In 2005, the Cassini spacecraft flew by Enceladus and spotted plumes of water vapor and other materials gushing out of its surface. If there’s life in the solar system, the first place we’re likely to find it is inside of those plumes, McKay said.

Sadly, Cassini is not equipped with the right instruments to detect signs of life in these plumes. And right now, NASA has no plans to dispatch another probe to Saturn or its moons anytime soon. That’s not stopping McKay and others from discussing what they’d look for there if they had the chance.

“I’d suggest that the best molecules to measure are amino acids, the building blocks of proteins,” McKay said during a live webcast hosted by The Kavli Foundation in January. “Life on Earth has made specific choices in amino acids. It uses a set of just 20 amino acids to build proteins, and those amino acids are all left-handed.”

Left-handed amino acids are chemically identical (meaning they have all the same atoms in the same amounts) to right-handed animo acids. The difference is that they are structured in a way so they’re mirror images of one another, just like how your right and left hands are the same shape but don’t line up when you put one on top of the other.

One of the outstanding mysteries in astrobiology is why RNA and DNA is only constructed from proteins built by left-handed amino acids. Regardless of why or how, this fact will come in handy during potential future studies of Enceladus.

“If Chris were to find amino acids in the plumes of Enceladus, the challenge becomes determining whether they are the products of a biological process,” Steven Benner, president of the Foundation for Applied Molecular Evolution in Florida, said during the webcast. “If he were to find that they’re all the same hand, that would be convincing, because that’s what makes the protein evolvable.”

For McKay, the excitement of the hunt is not just about discovering whether aliens exist. It’s discovering unique alien life that is completely different from life on Earth, which might be quite a bit harder since the building blocks of life are so complex.

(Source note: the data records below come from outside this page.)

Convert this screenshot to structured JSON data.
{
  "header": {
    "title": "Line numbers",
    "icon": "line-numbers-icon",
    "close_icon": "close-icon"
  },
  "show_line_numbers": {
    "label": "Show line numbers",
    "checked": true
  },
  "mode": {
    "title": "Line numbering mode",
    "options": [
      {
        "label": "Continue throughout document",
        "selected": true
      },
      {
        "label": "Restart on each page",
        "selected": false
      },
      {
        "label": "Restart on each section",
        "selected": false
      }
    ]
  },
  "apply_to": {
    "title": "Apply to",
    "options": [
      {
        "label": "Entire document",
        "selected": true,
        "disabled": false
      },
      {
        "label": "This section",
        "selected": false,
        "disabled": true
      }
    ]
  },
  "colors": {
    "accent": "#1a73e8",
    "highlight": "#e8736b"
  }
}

“In my mind that’s the real question. Not, ‘Is there life on these other worlds?’ but ‘iI there a second genesis of life on these other worlds?'” McKay told Business Insider. “That’s a subtlety that’s not obvious until you think about it.”

A second-genesis of alien life could, in theory, have a completely different biomolecular structure from life on Earth. Right now, scientists debate whether or not life on Earth originated on another celestial object, like Mars, that then hitched a ride to Earth inside of a meteorite.

That is not a stretch to imagine, researchers say, since Mars was covered with liquid water around the same time that life is believed to have begun on Earth. If we do find evidence of life on Mars and it has the same DNA as us, then it’s probably our cousins, McKay told Business Insider.

If we want to find truly unique alien life, then we’ll have to travel farther than next door.

“As we go from Mars to Europa to Enceladus to Titan, as the worlds get farther away from Earth the conditions get less and less like Earth,” McKay said. “We’re more likely to find life that’s not related to us the farther out we go.”

Read more: http://www.businessinsider.com/where-were-most-likely-to-find-alien-life-in-the-space-2015-4#ixzz3Wlha9IoQ

Thanks to Da Brayn